Youth radio groups have contributed some 1,300 pieces to the PRX catalogue. But who are young producers making their stories for? How do they share those stories post production? And who is listening?
The questions were prompted by a panel presentation I was asked to give at the Digital Media & Learning conference on the high concept notions of learning, distribution and empowerment. Generation PRX works with some 50 youth radio group and hundreds of youth producers. We know how empowering finding your own voice can be. But who is listening to those voices?
To find out, I interviewed youth producers and teachers, I sent around an online poll for youth producers, and I emailed questions to youth radio teachers. Here are some of the most interesting findings:
- Youth are making stories with a youth audience in mind.
- Youth producers often don’t follow their stories after they air.
- If other youth hear youth-produced stories, they’re most likely to hear them on the radio.
Interviews with youth radio group leaders and youth producers helped round out the picture. In particular, nearly every youth radio leader expressed a desire to have distribution more integrated into teaching radio overall. Many were looking for new ways to get youth listening to each others’ work and found creative ways – like listening parties, or using previous student work in teaching – to do so.
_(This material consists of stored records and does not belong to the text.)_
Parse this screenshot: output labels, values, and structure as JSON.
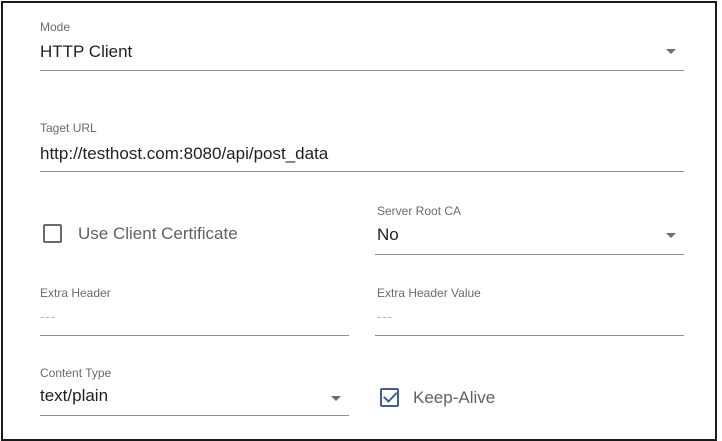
{
  "mode": {
    "label": "Mode",
    "value": "HTTP Client"
  },
  "target_url": {
    "label": "Taget URL",
    "value": "http://testhost.com:8080/api/post_data"
  },
  "use_client_certificate": {
    "label": "Use Client Certificate",
    "checked": false
  },
  "server_root_ca": {
    "label": "Server Root CA",
    "value": "No"
  },
  "extra_header": {
    "label": "Extra Header",
    "placeholder": "---"
  },
  "extra_header_value": {
    "label": "Extra Header Value",
    "placeholder": "---"
  },
  "content_type": {
    "label": "Content Type",
    "value": "text/plain"
  },
  "keep_alive": {
    "label": "Keep-Alive",
    "checked": true
  },
  "colors": {
    "checkbox_checked": "#3f5f8f",
    "checkbox_unchecked": "#6a6a6a"
  },
  "icons": {
    "dropdown": "caret-down-icon",
    "checkbox_empty": "checkbox-empty-icon",
    "checkbox_checked": "checkbox-checked-icon"
  }
}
At least one youth producer commented that while youth do get trained in making stories, they need the next layer: Knowing how to distribute their work and pitch their stories to shows and programs that have established audiences. Another producer who began in youth radio and now runs her own multimedia site showed how important distribution is: She explained that with new media, you’re not just distributing content, “you’re distributing yourself.” Her radio work contributes to entire online persona, which she carefully curates. Distribution isn’t the end product; it’s the whole process.
- Think beyond production, integrating distribution – and the notion of a public – into teaching from the start.
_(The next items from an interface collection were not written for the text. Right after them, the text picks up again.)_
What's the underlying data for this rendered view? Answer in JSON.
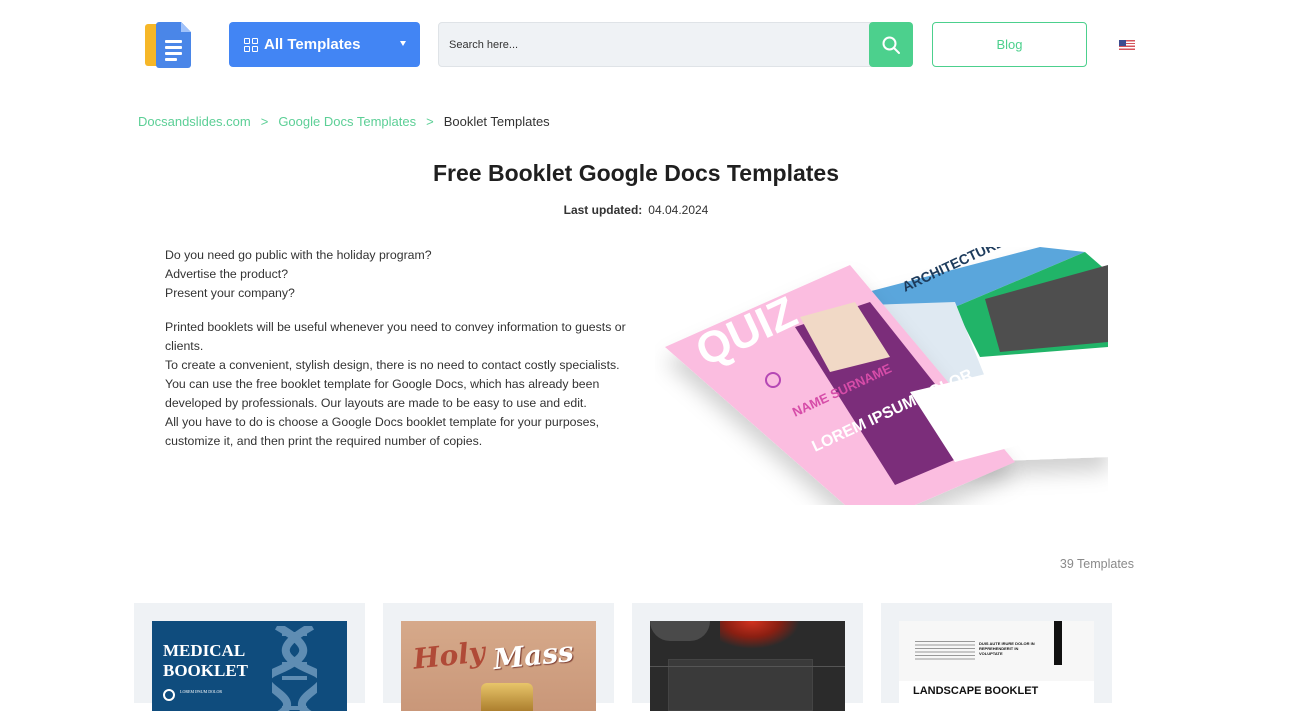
{
  "header": {
    "logo_alt": "Docsandslides logo",
    "all_templates_label": "All Templates",
    "search_placeholder": "Search here...",
    "blog_label": "Blog",
    "language": "English (US)",
    "colors": {
      "primary_blue": "#4285f4",
      "accent_green": "#4cd08d"
    }
  },
  "breadcrumb": {
    "items": [
      {
        "label": "Docsandslides.com"
      },
      {
        "label": "Google Docs Templates"
      }
    ],
    "separator": ">",
    "current": "Booklet Templates"
  },
  "page": {
    "title": "Free Booklet Google Docs Templates",
    "last_updated_label": "Last updated:",
    "last_updated_value": "04.04.2024"
  },
  "intro": {
    "paragraphs": [
      [
        "Do you need go public with the holiday program?",
        "Advertise the product?",
        "Present your company?"
      ],
      [
        "Printed booklets will be useful whenever you need to convey information to guests or clients.",
        "To create a convenient, stylish design, there is no need to contact costly specialists. You can use the free booklet template for Google Docs, which has already been developed by professionals. Our layouts are made to be easy to use and edit.",
        "All you have to do is choose a Google Docs booklet template for your purposes, customize it, and then print the required number of copies."
      ]
    ],
    "hero_texts": {
      "quiz": "QUIZ",
      "name": "NAME SURNAME",
      "lorem": "LOREM IPSUM DOLOR",
      "arch": "ARCHITECTURE"
    }
  },
  "templates": {
    "count_label": "39 Templates",
    "cards": [
      {
        "title_lines": [
          "MEDICAL",
          "BOOKLET"
        ],
        "subtitle": "LOREM IPSUM DOLOR"
      },
      {
        "title_a": "Holy",
        "title_b": "Mass"
      },
      {
        "title": ""
      },
      {
        "title": "LANDSCAPE BOOKLET",
        "heading": "DUIS AUTE IRURE DOLOR IN REPREHENDERIT IN VOLUPTATE"
      }
    ]
  }
}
- Think multiple channels. Public radio stations license via PRX, but so do a long list of outside purchasers (including YouthCast and REMIX Radio): Have you opted in? Promote your audio via your website and social networks.
- Engage youth as leaders and advocates for their work: Where can it be repurposed? Who is the audience and how will they hear it?
- Develop the concept of a public profile. Participatory culture means you are anything-associated-with-you-in-a-Google search. Sharing your radio work means showing off your skills (and PRX has great Google rankings).
- Use PRX to track pieces after they air (recently released embeddable audio players will also allow those pieces to be shared more easily).
Interviews also showed what a pivotal role PRX serves for these groups, though in ways that might not be obvious. While distribution via PRX serves a crucial function, the site offers two additional benefits. First, the public profile of pieces in a professional context can have a huge impact on group momentum. As one example: At WHJE in Carmel, Indiana, the class votes at the end of each 9-week term to elect which few pieces – out of 40 – will represent the group on PRX. Second, comments are highly motivating for youth producers. As one wrote, “Whenever I received comments on PRX, I took the time to personally email the commenter/reviewer with a message of thanks. That way, they may be more inclined to show the piece around.”
In the end, we were reminded – as we always are – why we love youth radio so much. To the question, “What should people understand (but don’t yet) about sharing youth radio stories,” we heard this:
That youth radio is a lot better than it gets credit for much of the time. I think it’s kind of annoying when older radio producers listen to youth radio with lower expectations. Or that youth can sometimes become a selling point, in a way. Like, “This is interesting because s/he is fourteen,” not “this is interesting because it’s real and honest.” You know what I mean? Maybe I’m not making much sense. But it’s one in the morning, so I’m allowed to be crazy, yes?